Czechia holds the key to a waterway of European importance. The Czech Republic is said to be the heart of Europe. And this saying is more than true. It is the heart from which two of Europe’s three most essential arteries emanate. These arteries are the Oder and the Elbe.
A few hundred kilometers of water canals could turn Czechia into a state through which a large part of European trade could flow uninterrupted. Why not take this opportunity when nature itself offers the connection? Unfortunately, many ordinary people and green activists are wholeheartedly against it.
Building a better connection
The Danube-Oder-Sea Canal project is a unique project which aims to connect three seas: the Black Sea, the Baltic Sea, and the North Sea. It would directly connect the landlocked Czech Republic with three major European ports. German Hamburg on the Elbe, Polish Szczecin on the Oder, and Romanian Braila on the Danube.
To fully understand the importance of this transnational European project, it is essential to remember that the Czech Republic is the only country among the 27 EU Member States that is not connected to the sea either directly or by a quality waterway. Suppose we supplement the abovementioned with information that 40-60% of the price of each good is the cost of transport. In that case, we can conclude that the Czech Republic is increasingly sinking into economic isolation within the EU.
A total of three phases make up the project. If the construction started now, the final phase would be completed in 2040. What could be the cost of the investment? Before the current crisis began, the entire cost was estimated at €24.4 billion. If you think that the primary project of the Danube-Oder-Elbe canal is ambitious, wait until you hear about its original design, drafted in the second half of the last century.
The initial project assumed further interconnection of European rivers. The project’s second phase was to connect the Oder and Vistula rivers at the Czech-Polish border. In this phase, the connection of the Czech Republic with the Polish city of Gdańsk would take place. Phase three was then to bring about the connection of the Rhine River with the Danube. This link would take the boats from the Czech Republic through Germany to the Netherlands, Belgium, and France.
Room for hope
Unfortunately, only phase three of the whole waterway project was executed, and as a result, you can find the Rhine–Main–Danube Canal on the European map. Phases one and two of the European Waterway System are still missing. But don’t lose hope just yet. Even today, many voices call for the Danube-Oder-Elbe Canal’s execution, including Czech President Milos Zeman, the most vocal proponent of the project. In opposition to him stands a large coalition of forces. They range from ordinary people living in surrounding areas of the rivers through ecology groups to economists who argue that the canal is obsolete, and the costs outweigh the benefits.
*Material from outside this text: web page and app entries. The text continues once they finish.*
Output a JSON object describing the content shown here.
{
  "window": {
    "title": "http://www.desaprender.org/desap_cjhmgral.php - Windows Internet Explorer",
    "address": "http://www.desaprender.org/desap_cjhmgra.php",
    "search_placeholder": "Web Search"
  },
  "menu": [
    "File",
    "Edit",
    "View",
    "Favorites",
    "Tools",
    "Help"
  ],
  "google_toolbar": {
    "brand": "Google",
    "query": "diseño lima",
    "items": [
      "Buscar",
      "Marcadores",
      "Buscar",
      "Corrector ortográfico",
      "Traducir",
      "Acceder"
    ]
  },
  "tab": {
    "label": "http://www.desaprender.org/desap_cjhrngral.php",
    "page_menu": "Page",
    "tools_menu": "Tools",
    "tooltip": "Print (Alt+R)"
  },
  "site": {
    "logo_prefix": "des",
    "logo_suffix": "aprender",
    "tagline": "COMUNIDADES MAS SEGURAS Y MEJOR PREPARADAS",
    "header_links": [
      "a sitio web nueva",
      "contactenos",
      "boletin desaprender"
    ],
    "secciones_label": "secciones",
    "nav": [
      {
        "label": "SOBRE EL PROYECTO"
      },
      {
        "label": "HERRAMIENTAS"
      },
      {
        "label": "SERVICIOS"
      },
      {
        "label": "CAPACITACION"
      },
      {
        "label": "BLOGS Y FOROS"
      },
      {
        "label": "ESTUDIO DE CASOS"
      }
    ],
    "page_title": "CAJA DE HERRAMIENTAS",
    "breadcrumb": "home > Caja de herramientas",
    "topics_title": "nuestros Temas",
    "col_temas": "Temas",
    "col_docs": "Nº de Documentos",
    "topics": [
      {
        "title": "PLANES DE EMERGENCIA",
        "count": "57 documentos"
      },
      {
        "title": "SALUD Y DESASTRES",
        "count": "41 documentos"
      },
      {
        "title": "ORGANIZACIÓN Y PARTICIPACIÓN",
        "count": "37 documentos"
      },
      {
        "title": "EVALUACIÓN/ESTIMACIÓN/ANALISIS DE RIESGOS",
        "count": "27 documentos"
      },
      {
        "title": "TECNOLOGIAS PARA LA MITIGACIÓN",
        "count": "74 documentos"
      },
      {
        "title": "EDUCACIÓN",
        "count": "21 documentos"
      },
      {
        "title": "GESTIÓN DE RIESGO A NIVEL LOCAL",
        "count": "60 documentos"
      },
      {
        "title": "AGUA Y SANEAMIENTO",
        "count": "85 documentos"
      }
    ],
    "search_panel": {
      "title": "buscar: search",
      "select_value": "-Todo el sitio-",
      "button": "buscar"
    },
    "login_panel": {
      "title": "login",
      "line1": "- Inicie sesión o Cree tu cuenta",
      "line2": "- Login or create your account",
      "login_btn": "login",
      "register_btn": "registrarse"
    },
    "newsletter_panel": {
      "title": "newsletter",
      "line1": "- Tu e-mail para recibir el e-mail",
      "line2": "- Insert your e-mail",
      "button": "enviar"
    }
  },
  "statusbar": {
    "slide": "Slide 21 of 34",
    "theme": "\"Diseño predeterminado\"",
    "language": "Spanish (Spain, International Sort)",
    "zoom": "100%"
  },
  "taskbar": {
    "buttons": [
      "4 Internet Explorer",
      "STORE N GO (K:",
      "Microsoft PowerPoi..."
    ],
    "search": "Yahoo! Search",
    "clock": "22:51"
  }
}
Although the canal’s creation is nowhere in sight, the project remains in the hopes of many Czech hearts to achieve European economic prominence. And who knows, maybe the long-forgotten dream will come true in today’s challenging economic and political times. The Danube-Oder-Elbe canal project would make the Three Seas Initiative nations a strategic partner for Western Europe’s economically more powerful states. But it would have to overcome strong domestic opposition first.